▶ How to complete this task
Please restate the listing word for word, omitting the images.
----------
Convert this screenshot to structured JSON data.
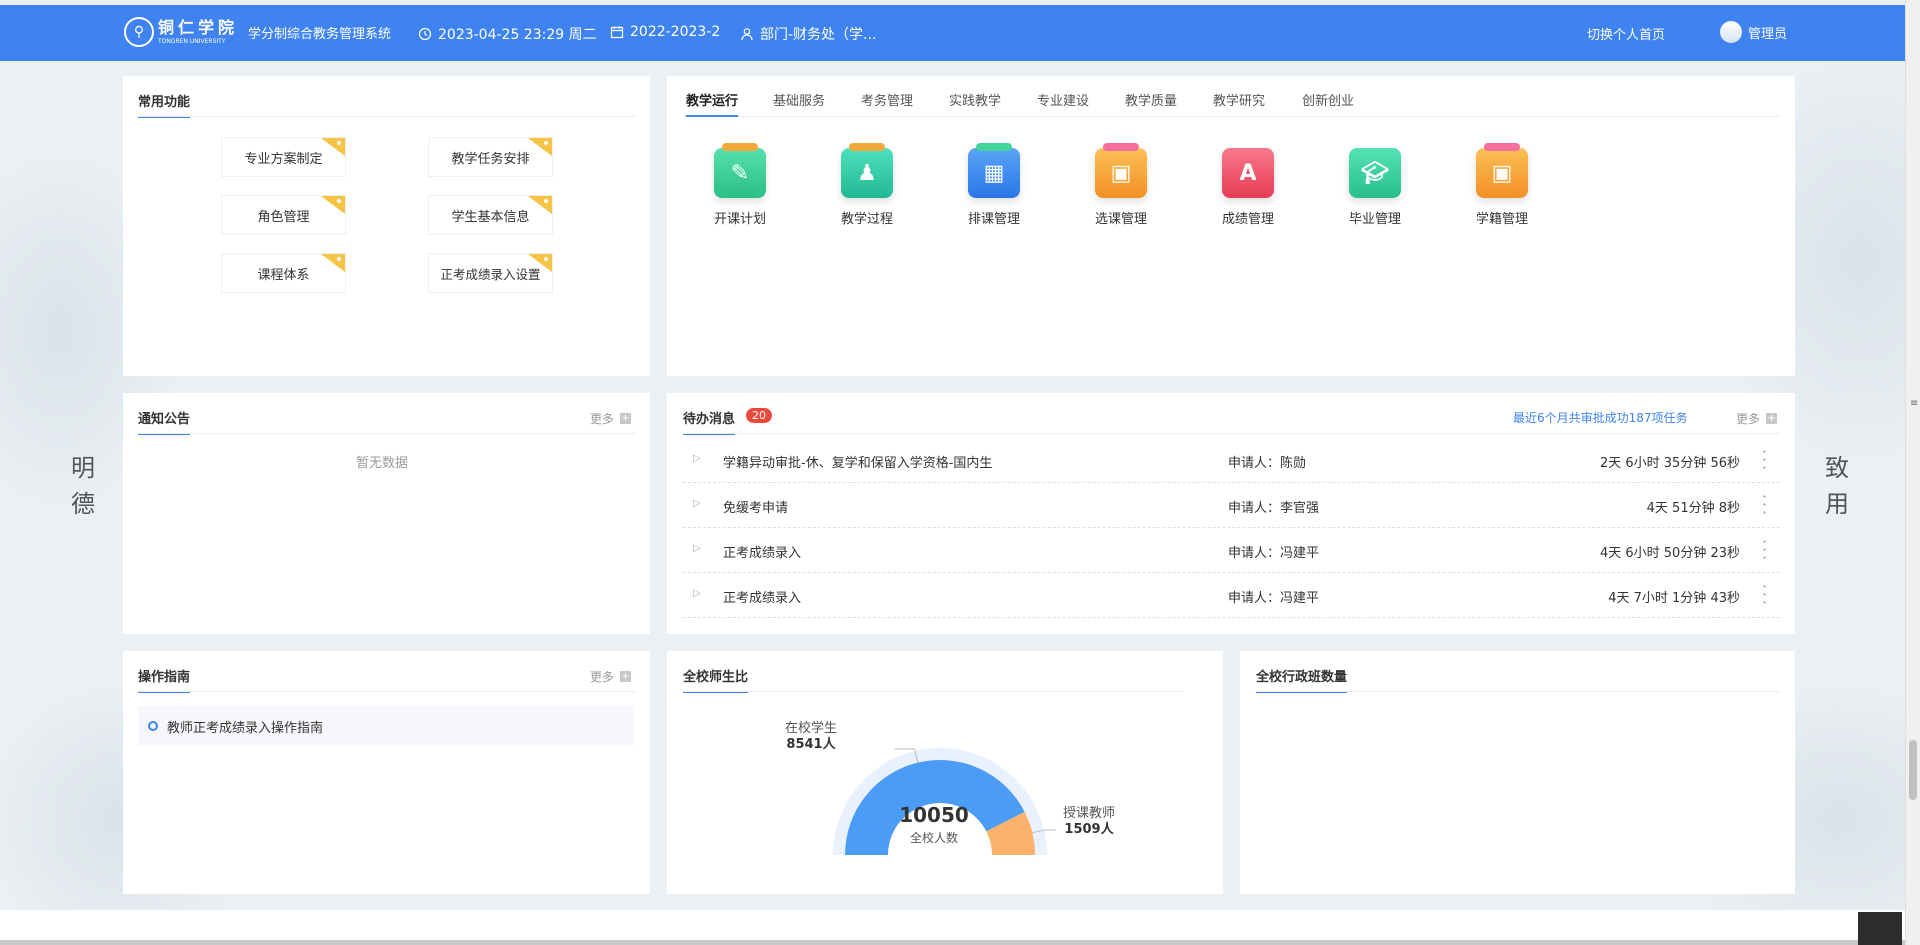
{
  "header": {
    "school_cn": "铜仁学院",
    "school_en": "TONGREN UNIVERSITY",
    "system_name": "学分制综合教务管理系统",
    "datetime": "2023-04-25 23:29 周二",
    "term": "2022-2023-2",
    "department": "部门-财务处（学...",
    "switch_home": "切换个人首页",
    "user": "管理员",
    "bg_color": "#3f83f0"
  },
  "common": {
    "title": "常用功能",
    "items": [
      "专业方案制定",
      "教学任务安排",
      "角色管理",
      "学生基本信息",
      "课程体系",
      "正考成绩录入设置"
    ]
  },
  "tabs": {
    "items": [
      "教学运行",
      "基础服务",
      "考务管理",
      "实践教学",
      "专业建设",
      "教学质量",
      "教学研究",
      "创新创业"
    ],
    "active": "教学运行"
  },
  "apps": [
    {
      "label": "开课计划",
      "icon": "course-plan-icon",
      "color": "#3ecf9a"
    },
    {
      "label": "教学过程",
      "icon": "teaching-process-icon",
      "color": "#2ec9a4"
    },
    {
      "label": "排课管理",
      "icon": "schedule-icon",
      "color": "#3b8df0"
    },
    {
      "label": "选课管理",
      "icon": "course-select-icon",
      "color": "#f7a933"
    },
    {
      "label": "成绩管理",
      "icon": "grade-icon",
      "color": "#f0566a"
    },
    {
      "label": "毕业管理",
      "icon": "graduation-icon",
      "color": "#2ecc9a"
    },
    {
      "label": "学籍管理",
      "icon": "student-record-icon",
      "color": "#f7a933"
    }
  ],
  "notice": {
    "title": "通知公告",
    "more": "更多",
    "empty": "暂无数据"
  },
  "todo": {
    "title": "待办消息",
    "count": "20",
    "summary": "最近6个月共审批成功187项任务",
    "more": "更多",
    "rows": [
      {
        "title": "学籍异动审批-休、复学和保留入学资格-国内生",
        "applicant": "申请人：陈勋",
        "time": "2天 6小时 35分钟 56秒"
      },
      {
        "title": "免缓考申请",
        "applicant": "申请人：李官强",
        "time": "4天 51分钟 8秒"
      },
      {
        "title": "正考成绩录入",
        "applicant": "申请人：冯建平",
        "time": "4天 6小时 50分钟 23秒"
      },
      {
        "title": "正考成绩录入",
        "applicant": "申请人：冯建平",
        "time": "4天 7小时 1分钟 43秒"
      }
    ]
  },
  "guide": {
    "title": "操作指南",
    "more": "更多",
    "items": [
      "教师正考成绩录入操作指南"
    ]
  },
  "ratio": {
    "title": "全校师生比",
    "student_label": "在校学生",
    "student_value": "8541人",
    "teacher_label": "授课教师",
    "teacher_value": "1509人",
    "total": "10050",
    "total_label": "全校人数"
  },
  "chart_data": {
    "type": "pie",
    "categories": [
      "在校学生",
      "授课教师"
    ],
    "values": [
      8541,
      1509
    ],
    "colors": [
      "#4a9cf5",
      "#fbb26a"
    ]
  },
  "classes": {
    "title": "全校行政班数量"
  },
  "side": {
    "left": [
      "明",
      "德"
    ],
    "right": [
      "致",
      "用"
    ]
  }
}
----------
▶ Solution to the exercise
Convert this screenshot to structured JSON data.
{
  "header": {
    "school_cn": "铜仁学院",
    "school_en": "TONGREN UNIVERSITY",
    "system_name": "学分制综合教务管理系统",
    "datetime": "2023-04-25 23:29 周二",
    "term": "2022-2023-2",
    "department": "部门-财务处（学...",
    "switch_home": "切换个人首页",
    "user": "管理员",
    "bg_color": "#3f83f0"
  },
  "common": {
    "title": "常用功能",
    "items": [
      "专业方案制定",
      "教学任务安排",
      "角色管理",
      "学生基本信息",
      "课程体系",
      "正考成绩录入设置"
    ]
  },
  "tabs": {
    "items": [
      "教学运行",
      "基础服务",
      "考务管理",
      "实践教学",
      "专业建设",
      "教学质量",
      "教学研究",
      "创新创业"
    ],
    "active": "教学运行"
  },
  "apps": [
    {
      "label": "开课计划",
      "icon": "course-plan-icon",
      "color": "#3ecf9a"
    },
    {
      "label": "教学过程",
      "icon": "teaching-process-icon",
      "color": "#2ec9a4"
    },
    {
      "label": "排课管理",
      "icon": "schedule-icon",
      "color": "#3b8df0"
    },
    {
      "label": "选课管理",
      "icon": "course-select-icon",
      "color": "#f7a933"
    },
    {
      "label": "成绩管理",
      "icon": "grade-icon",
      "color": "#f0566a"
    },
    {
      "label": "毕业管理",
      "icon": "graduation-icon",
      "color": "#2ecc9a"
    },
    {
      "label": "学籍管理",
      "icon": "student-record-icon",
      "color": "#f7a933"
    }
  ],
  "notice": {
    "title": "通知公告",
    "more": "更多",
    "empty": "暂无数据"
  },
  "todo": {
    "title": "待办消息",
    "count": "20",
    "summary": "最近6个月共审批成功187项任务",
    "more": "更多",
    "rows": [
      {
        "title": "学籍异动审批-休、复学和保留入学资格-国内生",
        "applicant": "申请人：陈勋",
        "time": "2天 6小时 35分钟 56秒"
      },
      {
        "title": "免缓考申请",
        "applicant": "申请人：李官强",
        "time": "4天 51分钟 8秒"
      },
      {
        "title": "正考成绩录入",
        "applicant": "申请人：冯建平",
        "time": "4天 6小时 50分钟 23秒"
      },
      {
        "title": "正考成绩录入",
        "applicant": "申请人：冯建平",
        "time": "4天 7小时 1分钟 43秒"
      }
    ]
  },
  "guide": {
    "title": "操作指南",
    "more": "更多",
    "items": [
      "教师正考成绩录入操作指南"
    ]
  },
  "ratio": {
    "title": "全校师生比",
    "student_label": "在校学生",
    "student_value": "8541人",
    "teacher_label": "授课教师",
    "teacher_value": "1509人",
    "total": "10050",
    "total_label": "全校人数"
  },
  "chart_data": {
    "type": "pie",
    "categories": [
      "在校学生",
      "授课教师"
    ],
    "values": [
      8541,
      1509
    ],
    "colors": [
      "#4a9cf5",
      "#fbb26a"
    ]
  },
  "classes": {
    "title": "全校行政班数量"
  },
  "side": {
    "left": [
      "明",
      "德"
    ],
    "right": [
      "致",
      "用"
    ]
  }
}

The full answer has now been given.